[Data about app and page elements]

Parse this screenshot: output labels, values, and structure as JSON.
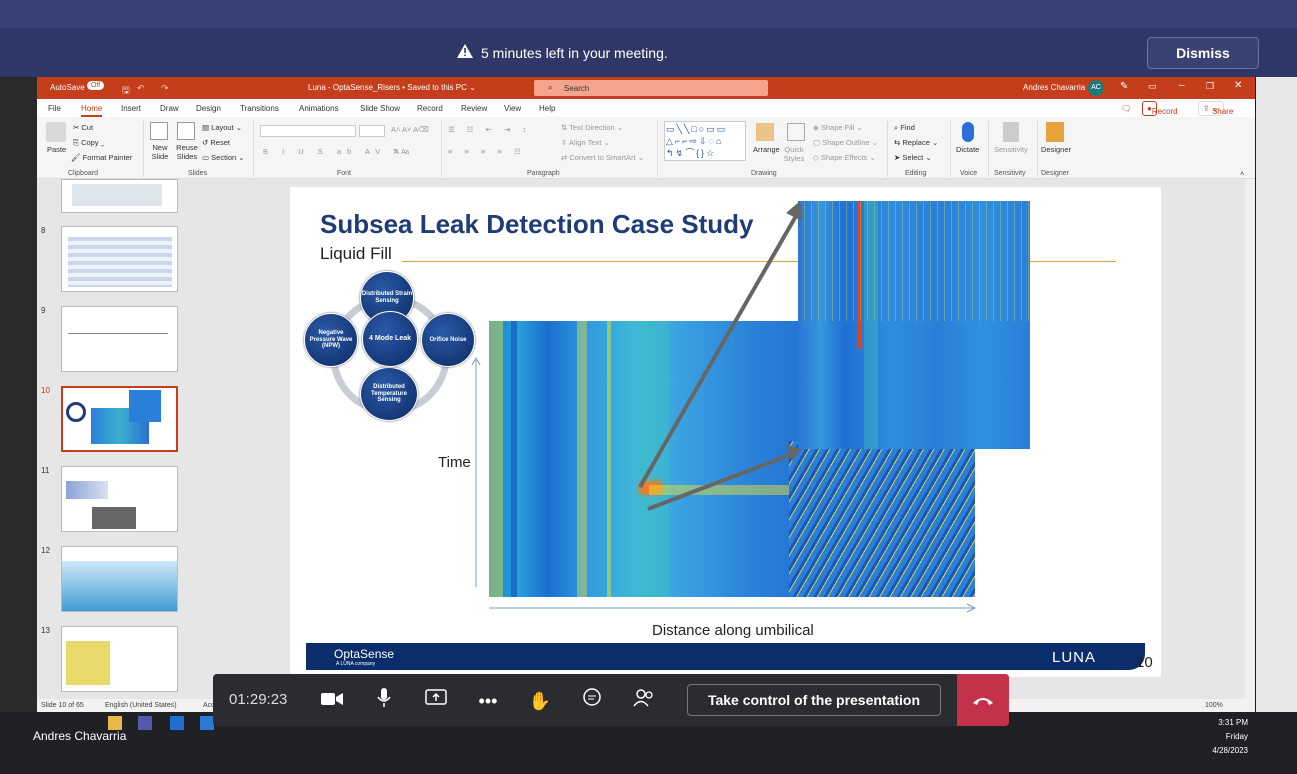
{
  "banner": {
    "message": "5 minutes left in your meeting.",
    "dismiss": "Dismiss"
  },
  "powerpoint": {
    "autosave": "AutoSave",
    "autosave_state": "Off",
    "doc_title": "Luna - OptaSense_Risers  •  Saved to this PC ⌄",
    "search_placeholder": "Search",
    "user_name": "Andres Chavarria",
    "user_initials": "AC",
    "menu": [
      "File",
      "Home",
      "Insert",
      "Draw",
      "Design",
      "Transitions",
      "Animations",
      "Slide Show",
      "Record",
      "Review",
      "View",
      "Help"
    ],
    "record_btn": "Record",
    "share_btn": "Share",
    "ribbon": {
      "clipboard": {
        "paste": "Paste",
        "cut": "Cut",
        "copy": "Copy",
        "format_painter": "Format Painter",
        "label": "Clipboard"
      },
      "slides": {
        "new_slide": "New Slide",
        "reuse": "Reuse Slides",
        "layout": "Layout",
        "reset": "Reset",
        "section": "Section",
        "label": "Slides"
      },
      "font_label": "Font",
      "paragraph": {
        "text_direction": "Text Direction",
        "align_text": "Align Text",
        "convert": "Convert to SmartArt",
        "label": "Paragraph"
      },
      "drawing": {
        "arrange": "Arrange",
        "quick_styles": "Quick Styles",
        "shape_fill": "Shape Fill",
        "shape_outline": "Shape Outline",
        "shape_effects": "Shape Effects",
        "label": "Drawing"
      },
      "editing": {
        "find": "Find",
        "replace": "Replace",
        "select": "Select",
        "label": "Editing"
      },
      "voice": {
        "dictate": "Dictate",
        "label": "Voice"
      },
      "sensitivity": {
        "btn": "Sensitivity",
        "label": "Sensitivity"
      },
      "designer": {
        "btn": "Designer",
        "label": "Designer"
      }
    },
    "thumbnails": [
      {
        "num": "8"
      },
      {
        "num": "9"
      },
      {
        "num": "10"
      },
      {
        "num": "11"
      },
      {
        "num": "12"
      },
      {
        "num": "13"
      }
    ],
    "status": {
      "slide": "Slide 10 of 65",
      "language": "English (United States)",
      "access": "Acc",
      "zoom": "100%"
    }
  },
  "slide": {
    "title": "Subsea Leak Detection Case Study",
    "subtitle": "Liquid Fill",
    "modes": {
      "center": "4 Mode Leak",
      "top": "Distributed Strain Sensing",
      "right": "Orifice Noise",
      "bottom": "Distributed Temperature Sensing",
      "left": "Negative Pressure Wave (NPW)"
    },
    "y_label": "Time",
    "x_label": "Distance along umbilical",
    "footer_brand": "OptaSense",
    "footer_sub": "A LUNA company",
    "footer_logo": "LUNA",
    "page_number": "10"
  },
  "meeting": {
    "timer": "01:29:23",
    "take_control": "Take control of the presentation",
    "participant": "Andres Chavarria"
  },
  "taskbar": {
    "time": "3:31 PM",
    "day": "Friday",
    "date": "4/28/2023"
  }
}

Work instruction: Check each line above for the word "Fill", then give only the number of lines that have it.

Response to this exercise: 2